**WORK INSTRUCTION:**
Gather all lines in the entries below that include the word "Edit".

Data extracted from a collection:
****

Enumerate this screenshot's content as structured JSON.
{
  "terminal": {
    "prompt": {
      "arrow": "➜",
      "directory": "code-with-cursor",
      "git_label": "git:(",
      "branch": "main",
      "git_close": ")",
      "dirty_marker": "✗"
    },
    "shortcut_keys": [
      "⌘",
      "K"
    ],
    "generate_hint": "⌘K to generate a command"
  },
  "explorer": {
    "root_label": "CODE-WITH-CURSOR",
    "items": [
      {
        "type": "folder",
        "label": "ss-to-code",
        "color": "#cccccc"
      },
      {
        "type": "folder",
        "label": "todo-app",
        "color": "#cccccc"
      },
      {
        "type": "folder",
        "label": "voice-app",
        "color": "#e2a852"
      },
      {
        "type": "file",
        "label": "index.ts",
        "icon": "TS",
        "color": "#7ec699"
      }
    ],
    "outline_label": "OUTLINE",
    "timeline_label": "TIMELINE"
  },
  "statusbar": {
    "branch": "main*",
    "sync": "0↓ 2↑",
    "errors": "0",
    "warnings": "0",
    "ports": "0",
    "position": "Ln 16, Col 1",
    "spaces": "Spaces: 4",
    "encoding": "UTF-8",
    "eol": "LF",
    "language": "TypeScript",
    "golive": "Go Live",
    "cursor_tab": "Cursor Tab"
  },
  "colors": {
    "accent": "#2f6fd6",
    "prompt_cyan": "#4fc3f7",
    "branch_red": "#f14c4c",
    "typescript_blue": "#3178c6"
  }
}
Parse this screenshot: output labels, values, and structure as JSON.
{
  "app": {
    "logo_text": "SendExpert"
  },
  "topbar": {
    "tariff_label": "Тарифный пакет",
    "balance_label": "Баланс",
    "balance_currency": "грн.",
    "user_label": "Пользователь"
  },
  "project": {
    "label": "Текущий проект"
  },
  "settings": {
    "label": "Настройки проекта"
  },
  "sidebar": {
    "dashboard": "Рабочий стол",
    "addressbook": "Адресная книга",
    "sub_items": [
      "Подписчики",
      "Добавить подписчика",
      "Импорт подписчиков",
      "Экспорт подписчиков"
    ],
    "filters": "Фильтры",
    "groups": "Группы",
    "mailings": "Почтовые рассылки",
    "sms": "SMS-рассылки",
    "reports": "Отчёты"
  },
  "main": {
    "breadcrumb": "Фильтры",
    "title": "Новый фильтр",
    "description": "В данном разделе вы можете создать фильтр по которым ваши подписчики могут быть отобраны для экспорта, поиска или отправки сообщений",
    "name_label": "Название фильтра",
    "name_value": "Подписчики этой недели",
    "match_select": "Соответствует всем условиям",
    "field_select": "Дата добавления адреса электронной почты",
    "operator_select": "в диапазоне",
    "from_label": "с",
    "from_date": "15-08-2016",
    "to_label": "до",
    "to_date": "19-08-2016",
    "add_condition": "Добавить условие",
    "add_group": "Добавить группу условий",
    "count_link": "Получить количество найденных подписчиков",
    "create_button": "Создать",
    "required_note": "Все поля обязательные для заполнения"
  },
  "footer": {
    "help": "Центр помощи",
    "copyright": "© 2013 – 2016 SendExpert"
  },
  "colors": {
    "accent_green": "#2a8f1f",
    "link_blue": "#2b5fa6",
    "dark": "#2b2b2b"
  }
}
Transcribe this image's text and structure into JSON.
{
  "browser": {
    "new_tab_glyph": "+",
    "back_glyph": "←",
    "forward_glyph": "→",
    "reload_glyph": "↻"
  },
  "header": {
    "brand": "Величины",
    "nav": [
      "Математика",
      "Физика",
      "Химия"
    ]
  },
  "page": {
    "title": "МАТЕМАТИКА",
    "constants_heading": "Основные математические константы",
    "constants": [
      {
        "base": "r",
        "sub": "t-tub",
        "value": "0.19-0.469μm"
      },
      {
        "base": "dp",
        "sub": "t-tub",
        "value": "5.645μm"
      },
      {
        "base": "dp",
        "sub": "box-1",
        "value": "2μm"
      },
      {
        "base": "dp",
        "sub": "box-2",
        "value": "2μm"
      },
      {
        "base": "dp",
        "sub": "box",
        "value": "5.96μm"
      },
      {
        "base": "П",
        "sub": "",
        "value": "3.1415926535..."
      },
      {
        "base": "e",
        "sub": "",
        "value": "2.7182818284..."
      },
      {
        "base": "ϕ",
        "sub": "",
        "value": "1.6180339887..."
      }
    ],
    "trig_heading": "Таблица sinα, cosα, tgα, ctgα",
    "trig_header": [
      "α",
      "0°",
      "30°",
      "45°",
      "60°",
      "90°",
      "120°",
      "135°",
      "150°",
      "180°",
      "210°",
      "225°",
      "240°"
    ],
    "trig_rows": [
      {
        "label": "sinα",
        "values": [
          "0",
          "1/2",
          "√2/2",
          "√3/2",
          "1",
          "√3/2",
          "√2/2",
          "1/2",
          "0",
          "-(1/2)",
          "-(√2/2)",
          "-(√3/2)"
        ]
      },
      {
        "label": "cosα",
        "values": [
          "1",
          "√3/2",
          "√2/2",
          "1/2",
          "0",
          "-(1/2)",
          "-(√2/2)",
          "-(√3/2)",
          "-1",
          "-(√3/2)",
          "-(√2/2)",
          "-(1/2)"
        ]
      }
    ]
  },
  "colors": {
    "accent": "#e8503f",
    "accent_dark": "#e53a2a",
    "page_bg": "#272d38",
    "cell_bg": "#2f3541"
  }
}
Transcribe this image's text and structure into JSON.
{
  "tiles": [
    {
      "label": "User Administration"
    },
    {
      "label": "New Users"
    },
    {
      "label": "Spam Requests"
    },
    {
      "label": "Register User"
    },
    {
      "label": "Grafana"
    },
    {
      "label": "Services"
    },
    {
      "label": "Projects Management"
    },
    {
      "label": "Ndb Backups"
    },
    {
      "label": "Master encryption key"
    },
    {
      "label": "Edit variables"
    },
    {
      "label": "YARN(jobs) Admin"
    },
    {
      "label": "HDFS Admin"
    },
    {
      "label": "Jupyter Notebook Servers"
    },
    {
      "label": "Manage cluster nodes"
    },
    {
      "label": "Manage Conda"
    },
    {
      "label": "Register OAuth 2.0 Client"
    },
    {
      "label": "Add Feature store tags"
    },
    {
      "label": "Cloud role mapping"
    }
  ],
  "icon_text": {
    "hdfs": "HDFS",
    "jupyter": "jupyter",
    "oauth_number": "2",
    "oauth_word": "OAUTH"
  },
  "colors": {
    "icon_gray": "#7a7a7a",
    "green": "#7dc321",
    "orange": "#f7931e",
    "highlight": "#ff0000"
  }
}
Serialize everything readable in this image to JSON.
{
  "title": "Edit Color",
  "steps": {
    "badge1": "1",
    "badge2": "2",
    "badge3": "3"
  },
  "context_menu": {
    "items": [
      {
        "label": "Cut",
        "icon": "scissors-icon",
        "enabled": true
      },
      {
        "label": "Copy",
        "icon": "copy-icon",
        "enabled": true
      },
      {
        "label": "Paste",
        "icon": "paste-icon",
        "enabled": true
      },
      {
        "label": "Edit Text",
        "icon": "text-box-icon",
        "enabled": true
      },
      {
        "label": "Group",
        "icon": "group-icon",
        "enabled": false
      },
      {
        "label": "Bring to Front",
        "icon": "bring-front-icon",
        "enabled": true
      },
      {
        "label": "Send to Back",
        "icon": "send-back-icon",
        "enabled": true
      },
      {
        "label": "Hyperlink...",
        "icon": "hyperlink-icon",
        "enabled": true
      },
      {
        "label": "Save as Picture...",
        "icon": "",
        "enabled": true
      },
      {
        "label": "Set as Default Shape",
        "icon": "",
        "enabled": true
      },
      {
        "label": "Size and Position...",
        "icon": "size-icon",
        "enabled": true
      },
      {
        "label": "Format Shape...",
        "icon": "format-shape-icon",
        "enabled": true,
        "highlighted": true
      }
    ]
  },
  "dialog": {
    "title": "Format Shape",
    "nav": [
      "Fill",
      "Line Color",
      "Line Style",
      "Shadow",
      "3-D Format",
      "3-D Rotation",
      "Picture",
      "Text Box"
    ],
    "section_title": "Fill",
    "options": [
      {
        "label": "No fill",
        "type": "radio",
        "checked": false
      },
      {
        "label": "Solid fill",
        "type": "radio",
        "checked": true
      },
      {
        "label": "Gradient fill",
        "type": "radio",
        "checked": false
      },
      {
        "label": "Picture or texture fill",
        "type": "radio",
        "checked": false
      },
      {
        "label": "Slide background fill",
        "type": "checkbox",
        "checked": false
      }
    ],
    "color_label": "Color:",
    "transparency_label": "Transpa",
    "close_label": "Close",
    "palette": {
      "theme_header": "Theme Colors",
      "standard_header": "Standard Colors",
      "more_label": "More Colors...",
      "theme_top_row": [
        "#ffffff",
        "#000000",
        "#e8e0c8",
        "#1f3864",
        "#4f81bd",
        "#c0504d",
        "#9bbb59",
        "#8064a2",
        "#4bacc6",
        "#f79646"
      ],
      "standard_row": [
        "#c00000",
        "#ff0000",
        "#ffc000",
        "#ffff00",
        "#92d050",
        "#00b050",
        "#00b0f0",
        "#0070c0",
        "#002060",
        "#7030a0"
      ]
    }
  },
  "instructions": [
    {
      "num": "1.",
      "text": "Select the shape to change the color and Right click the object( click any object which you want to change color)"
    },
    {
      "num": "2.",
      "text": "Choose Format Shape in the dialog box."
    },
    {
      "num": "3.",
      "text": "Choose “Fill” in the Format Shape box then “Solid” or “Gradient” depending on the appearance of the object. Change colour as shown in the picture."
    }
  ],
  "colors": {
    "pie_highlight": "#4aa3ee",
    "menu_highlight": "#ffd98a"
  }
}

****

**RESPONSE TO THIS TASK:**
      "label": "Edit variables"
  "title": "Edit Color",
        "label": "Edit Text",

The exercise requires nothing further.